Still worried about oxygen permeating through the PET plastic tho...

I've seen plastic soda bottles (re)used for home brewing of mead, with the cap initially screwed on loosely (to let most of the CO2 escape) and then tightened down to get an actual seal. The good thing about this approach is that if the pressure gets too high it will probably just blow the cap off, or burst the plastic -- messy but not dangerous (at worst, it turns the bottle into a water rocket). Websearch will probably find notes from people who have taken that approach.

Easy answer - no. A secondary fermentation takes place within the bottles after you have completed the primary fermentation. You add priming sugar to the beer and fill/cap bottles. That is called bottle conditioning. During the primary fermentation, the yeast digests the sugars present in the wort and makes carbon dioxide and alcohol. This process is very active and the CO2 must be vented through an airlock.
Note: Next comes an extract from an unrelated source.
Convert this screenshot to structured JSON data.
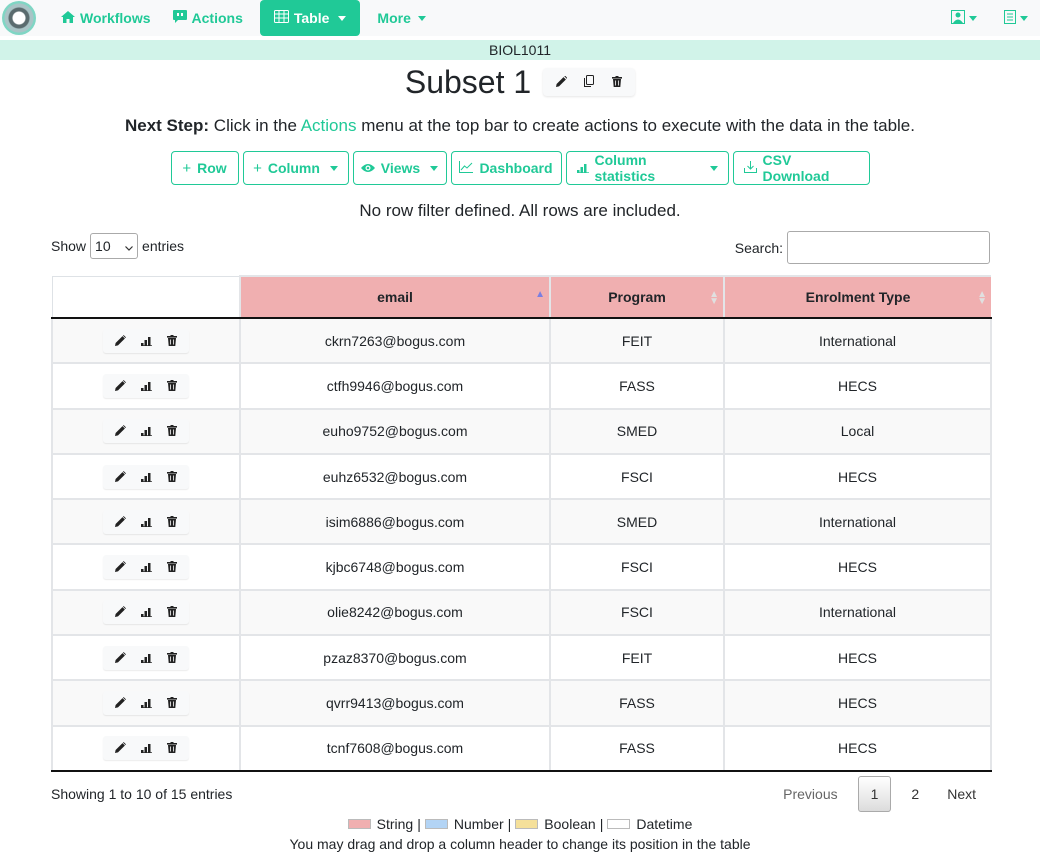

After brewing, if you pitch the yeast and put it directly in a bottle and cap it off, your bottles will explode. Another problem I see with fermenting the beer directly in a bottle is that you will need a separate airlock for each bottle. 5 gallons of beer in 12oz bottles is a lot of airlocks. Then, after the primary fermentation, you'd have to add the priming sugar to each bottle individually. That's a lot of work! Also, there is a leftover protein layer (called krausen) on top of the beer after the primary fermentation is complete. Normally, you would siphon this beer into a secondary container for bottling. If you ferment directly in the bottle, there is no way for you to filter the beer away from the krausen on top and the trub (leftover hops, yeast and pieces of grain) on the bottom. Fermenting a batch of beer in one vessel and transferring it to another vessel for bottling allows you to leave this undesirable stuff behind. I think a beer fermented directly in the bottle would be a little gross.

Thanks for the info. the reason i ask about small batches is i have just made about 4L (1.25 gal) of ginger cordial using this recipe (scaled up) 2oz/60g fresh ginger, peeled & thinly sliced (500g) 18fl oz/500ml water (4L) Juice of a lemon (i forgot to add it) 10 oz/280g granulated sugar (2KG raw sugar) and wanted to know if/how i could turn some of it into ginger beer. or should i consult my local home brew store

Forgot to add something - If you are curious about brewing small batches of beer before you invest in a larger kit, check out this YouTube video: http://www.youtube.com/watch?v=hVGkTcYW0Yc This guy shows you how to make beer in 1 gallon batches. Probably a good way for you to get your feet wet.

Make sure your stuff is really clean and you can use a lot of things. In a bottle would probably work if you left the top open, but still lightly-covered. When it's done, decant into another bottle, add a half-teaspoon of sugar, cap it and leave for a week.


YEs - and No. 1. Fermentation creates a LOT of gas so don't seal the bottles for the initial fermentation - fit an air trap. 2. You will only be making a very small amount - is it worth it? 3. beer making kits are fairly fool proof 4. You need to find/buy a kit that comes with it's own brewing sack. They used to be popular once although I haven't seen them in the UK for a while. A brewing specialist may help you. 5. You only need a clean sterile container - ideally plastic. I have seen people line a bucket with a plastic bag - as long as you can fit the air lock. 6. secondary fermentation may be done in the bottles OK. 7. The biggest issue most people have with home made beer if it's cloudy and or it has a strong Yeasty taste - both can be avoided if you filter the beer into the bottles after fermentation. Brewing is fun and given a little experimentation can be as successful as commercial beer. or wine.